April 24, 2010


Tom Stoppard's portable bookshelf (via NYTimes)

This is how I want to get my exercise! (via dvice)

Nice! (via odee)

The Bibliochaise (via Switched On Set)

April 14, 2010

Tahir Bushra

I met Tahir Bushra in Asmara in 1994. He was a Sudanese Nuban, and had moved to Asmara to be able to create his art in relative freedom. When I met him, he was making the most beautiful paintings I'd ever seen. Most were on wood. Some were the size of doors; others were barely a foot square. His materials were sand, shoe polish, white house paint, oil pastel, and ballpoint pen. Some of the symbols in his paintings are derived from Nuban body painting, scarification, and house decoration (see Leni Riefenstahl's The Last of the Nuba and People of Kau for wonderful examples). Others are taken from koujour, the Nuban shamanistic healing rituals.
Tahir was a strange, taciturn, wonderful person, prone to disappearing without warning. He either sold his paintings for exorbitant prices or gave them away. He was something of a legend among the artists in Sudan, and his style was enormously influential.
I later visited him in Addis Ababa, and traveled with him and an Australian friend to the Blue Nile Falls and Gondar. I heard rumors that he went to London, and then San Francisco. Unlike many of the other Sudanese artists I met, he seems to have little web presence. With the assistance of Ray Dirks, I have gathered here the few images I could find. I'm hoping that Google might bring Tahir aficionados to this post. If anyone out there knows anything about Tahir, please let me know . . .


According to the comments and emails I've received after posting this, Tahir is - or was until fairly recently - living in Iowa, and is still doing art (some of which incorporates chains!). You can see some blurry pictures here. Be sure to read the beautiful poem on Tahir by Abdulmuniem Rahmat Allah, and check out commenter Gassim Abdelkader's wonderful paintings on his website.

April 11, 2010

Egyptian Paperbacks

I love Egyptian paperbacks.

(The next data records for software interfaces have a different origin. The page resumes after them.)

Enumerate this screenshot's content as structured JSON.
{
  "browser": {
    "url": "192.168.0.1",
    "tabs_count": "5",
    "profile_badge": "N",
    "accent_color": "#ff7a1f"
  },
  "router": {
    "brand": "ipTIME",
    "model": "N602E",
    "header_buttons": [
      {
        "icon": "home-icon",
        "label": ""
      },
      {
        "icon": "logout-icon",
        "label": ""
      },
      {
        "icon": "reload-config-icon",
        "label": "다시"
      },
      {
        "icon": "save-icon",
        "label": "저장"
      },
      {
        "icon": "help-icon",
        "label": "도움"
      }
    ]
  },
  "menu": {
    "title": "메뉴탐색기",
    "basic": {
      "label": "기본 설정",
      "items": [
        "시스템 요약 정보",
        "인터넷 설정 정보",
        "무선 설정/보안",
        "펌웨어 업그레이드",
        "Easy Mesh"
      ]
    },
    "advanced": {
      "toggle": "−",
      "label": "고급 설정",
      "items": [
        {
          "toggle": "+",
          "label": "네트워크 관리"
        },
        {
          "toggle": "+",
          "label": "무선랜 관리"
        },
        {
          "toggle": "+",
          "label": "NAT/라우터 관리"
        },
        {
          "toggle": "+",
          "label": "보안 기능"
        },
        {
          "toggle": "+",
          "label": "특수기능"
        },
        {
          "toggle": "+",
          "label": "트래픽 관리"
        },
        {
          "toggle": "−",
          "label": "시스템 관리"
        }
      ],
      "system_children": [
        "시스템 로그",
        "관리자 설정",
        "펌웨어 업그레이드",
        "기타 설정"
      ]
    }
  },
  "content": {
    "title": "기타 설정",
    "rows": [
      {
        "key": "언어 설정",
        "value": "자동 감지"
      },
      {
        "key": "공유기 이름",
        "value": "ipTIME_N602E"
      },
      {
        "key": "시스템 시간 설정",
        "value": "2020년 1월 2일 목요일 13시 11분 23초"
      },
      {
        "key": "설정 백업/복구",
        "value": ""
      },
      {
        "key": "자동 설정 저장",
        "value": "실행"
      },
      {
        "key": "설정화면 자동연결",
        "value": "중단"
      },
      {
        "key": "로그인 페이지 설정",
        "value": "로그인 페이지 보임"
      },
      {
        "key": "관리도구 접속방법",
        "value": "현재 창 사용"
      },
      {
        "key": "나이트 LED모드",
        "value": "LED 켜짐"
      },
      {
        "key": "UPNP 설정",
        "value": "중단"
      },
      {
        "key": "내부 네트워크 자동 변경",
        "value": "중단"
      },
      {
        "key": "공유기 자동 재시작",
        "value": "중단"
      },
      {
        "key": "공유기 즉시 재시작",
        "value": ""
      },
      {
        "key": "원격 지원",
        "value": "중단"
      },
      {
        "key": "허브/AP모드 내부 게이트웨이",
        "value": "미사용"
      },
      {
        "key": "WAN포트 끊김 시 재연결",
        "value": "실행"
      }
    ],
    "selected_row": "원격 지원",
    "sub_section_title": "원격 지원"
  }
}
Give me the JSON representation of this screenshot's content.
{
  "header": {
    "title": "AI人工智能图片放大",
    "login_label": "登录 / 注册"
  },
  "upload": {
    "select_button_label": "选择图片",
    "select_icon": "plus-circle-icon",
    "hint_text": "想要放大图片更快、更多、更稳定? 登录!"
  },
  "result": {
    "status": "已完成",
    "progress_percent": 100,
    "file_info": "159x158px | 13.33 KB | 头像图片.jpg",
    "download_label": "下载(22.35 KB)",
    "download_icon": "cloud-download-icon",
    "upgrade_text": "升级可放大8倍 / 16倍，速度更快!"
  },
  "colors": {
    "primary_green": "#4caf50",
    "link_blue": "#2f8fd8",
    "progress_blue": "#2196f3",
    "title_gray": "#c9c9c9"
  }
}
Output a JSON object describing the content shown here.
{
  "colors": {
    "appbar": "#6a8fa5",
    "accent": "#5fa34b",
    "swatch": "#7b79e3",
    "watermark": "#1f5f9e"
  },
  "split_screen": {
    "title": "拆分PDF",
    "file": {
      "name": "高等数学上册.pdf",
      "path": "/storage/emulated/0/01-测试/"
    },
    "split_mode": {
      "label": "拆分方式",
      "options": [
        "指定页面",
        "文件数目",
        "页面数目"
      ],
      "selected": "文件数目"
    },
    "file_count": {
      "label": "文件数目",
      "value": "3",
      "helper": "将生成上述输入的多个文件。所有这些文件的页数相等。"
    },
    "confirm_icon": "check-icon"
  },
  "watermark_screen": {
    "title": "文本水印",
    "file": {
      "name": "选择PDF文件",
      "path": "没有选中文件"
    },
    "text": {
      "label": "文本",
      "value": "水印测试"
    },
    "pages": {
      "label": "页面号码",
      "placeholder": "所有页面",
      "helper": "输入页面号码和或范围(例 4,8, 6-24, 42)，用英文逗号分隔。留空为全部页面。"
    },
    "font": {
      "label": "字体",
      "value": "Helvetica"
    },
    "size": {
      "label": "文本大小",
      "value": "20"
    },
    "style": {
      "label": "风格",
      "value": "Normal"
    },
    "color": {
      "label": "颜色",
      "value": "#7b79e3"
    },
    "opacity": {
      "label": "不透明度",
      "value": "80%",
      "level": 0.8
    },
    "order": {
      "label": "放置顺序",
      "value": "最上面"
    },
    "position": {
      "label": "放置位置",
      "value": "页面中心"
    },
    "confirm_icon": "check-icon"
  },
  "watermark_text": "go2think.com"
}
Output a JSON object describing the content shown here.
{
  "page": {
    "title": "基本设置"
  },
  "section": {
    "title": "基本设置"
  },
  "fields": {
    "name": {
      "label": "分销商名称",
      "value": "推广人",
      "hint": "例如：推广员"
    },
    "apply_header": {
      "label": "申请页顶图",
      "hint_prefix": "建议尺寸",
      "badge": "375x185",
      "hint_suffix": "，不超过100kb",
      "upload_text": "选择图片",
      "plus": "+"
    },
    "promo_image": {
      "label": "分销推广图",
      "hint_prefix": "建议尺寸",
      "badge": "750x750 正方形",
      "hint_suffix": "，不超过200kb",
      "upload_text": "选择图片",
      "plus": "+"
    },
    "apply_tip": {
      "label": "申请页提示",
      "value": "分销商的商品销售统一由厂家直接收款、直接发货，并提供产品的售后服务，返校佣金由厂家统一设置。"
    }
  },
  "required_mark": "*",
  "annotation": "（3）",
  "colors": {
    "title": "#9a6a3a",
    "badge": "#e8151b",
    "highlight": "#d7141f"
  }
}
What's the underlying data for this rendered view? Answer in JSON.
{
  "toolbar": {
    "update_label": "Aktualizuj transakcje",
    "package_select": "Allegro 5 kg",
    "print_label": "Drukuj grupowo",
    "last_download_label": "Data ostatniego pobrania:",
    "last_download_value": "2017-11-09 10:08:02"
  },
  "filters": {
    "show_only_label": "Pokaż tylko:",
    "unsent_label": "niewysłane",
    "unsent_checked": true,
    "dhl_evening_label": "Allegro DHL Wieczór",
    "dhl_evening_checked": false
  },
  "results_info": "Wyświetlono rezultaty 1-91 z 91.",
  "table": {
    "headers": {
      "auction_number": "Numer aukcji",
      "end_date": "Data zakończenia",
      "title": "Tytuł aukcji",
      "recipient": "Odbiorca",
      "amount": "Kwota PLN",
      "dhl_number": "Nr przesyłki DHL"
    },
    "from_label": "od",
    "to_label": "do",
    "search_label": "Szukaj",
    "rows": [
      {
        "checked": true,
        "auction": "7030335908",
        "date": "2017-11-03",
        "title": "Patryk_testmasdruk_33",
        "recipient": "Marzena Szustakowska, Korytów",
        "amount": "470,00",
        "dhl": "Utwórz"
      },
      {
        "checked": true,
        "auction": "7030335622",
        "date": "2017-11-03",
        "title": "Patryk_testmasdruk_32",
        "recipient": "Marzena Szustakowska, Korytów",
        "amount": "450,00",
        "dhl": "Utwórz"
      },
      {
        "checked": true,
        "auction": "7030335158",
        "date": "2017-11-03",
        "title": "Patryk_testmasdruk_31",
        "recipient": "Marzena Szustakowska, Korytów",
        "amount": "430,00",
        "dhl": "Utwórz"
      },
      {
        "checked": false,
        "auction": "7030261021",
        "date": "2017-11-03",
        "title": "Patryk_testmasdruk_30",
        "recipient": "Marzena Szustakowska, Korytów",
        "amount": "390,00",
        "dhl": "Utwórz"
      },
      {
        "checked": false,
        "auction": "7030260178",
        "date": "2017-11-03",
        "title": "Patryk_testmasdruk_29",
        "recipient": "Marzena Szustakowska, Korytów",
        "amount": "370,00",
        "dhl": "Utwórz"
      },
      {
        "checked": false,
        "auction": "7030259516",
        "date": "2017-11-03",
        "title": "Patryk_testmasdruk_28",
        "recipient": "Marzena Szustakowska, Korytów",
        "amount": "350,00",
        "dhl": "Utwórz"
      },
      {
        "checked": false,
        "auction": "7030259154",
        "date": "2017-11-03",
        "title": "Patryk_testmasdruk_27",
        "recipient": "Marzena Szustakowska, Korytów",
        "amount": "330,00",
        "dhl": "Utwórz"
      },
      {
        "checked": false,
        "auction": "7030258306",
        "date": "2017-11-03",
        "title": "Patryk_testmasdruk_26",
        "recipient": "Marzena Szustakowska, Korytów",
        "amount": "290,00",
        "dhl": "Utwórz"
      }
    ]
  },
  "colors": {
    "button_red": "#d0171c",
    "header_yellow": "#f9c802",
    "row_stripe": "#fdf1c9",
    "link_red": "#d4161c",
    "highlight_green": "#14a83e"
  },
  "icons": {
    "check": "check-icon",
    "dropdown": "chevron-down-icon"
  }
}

Even classics by Naguib Mahfouz and Taha Hussein get this romantic, film-poster treatment. Most have a woman in the foreground and a handsome chap or two (often in cool colors, and often wielding a weapon) in the background. Some are quite risque. The interiors often contain excellent black-and-white line drawings or prints.

Abnaa Abi Bakr al-Saddiq

from Karnak Cafe by Naguib Mahfouz

(The Teacher)

Al-Zela al-Ula (The First Lapse)

April 3, 2010

On the Radio!

You can hear me mumbling about The Book on Fire on NPR's To the Best of Our Knowledge, hosted by the handsome Jim Fleming (in the photo above). I'm part of a show called "Writers on Writing," together with Nicholson Baker, Jane Hamilton, Daniyal Mueenuddin, and Nick Cave. Show times are here. I'm in the first hour. The show will be available for streaming or podcast from April 5.

Remedios Varo

Creacion de los Aves, Remedios Varo

Remedios Varo, whose painting Magic Flight is the cover image of The Book of Flying, was born in Spain in 1908. She fled to Paris during the Spanish Civil War, and then to Mexico City following the Nazi occupation of France. In Mexico, she met Frida Kahlo and Diego Rivera, and honed her unsettling, dreamlike style. In recent years, there has been a renewed interest in her work, and several major retrospectives have been held. More of her paintings can be seen here and here.

Some of her interiors remind me of Antonello de Messina's Saint Jerome in His Study (below), a painting I adore. I love the little platform he sits on, surrounded by his books, and the weird potted tree by his foot, and the hideous dwarf lion pacing the tiles to the right, and the wonderful landscape outside the windows. You can zoom around in the painting at the National Gallery website.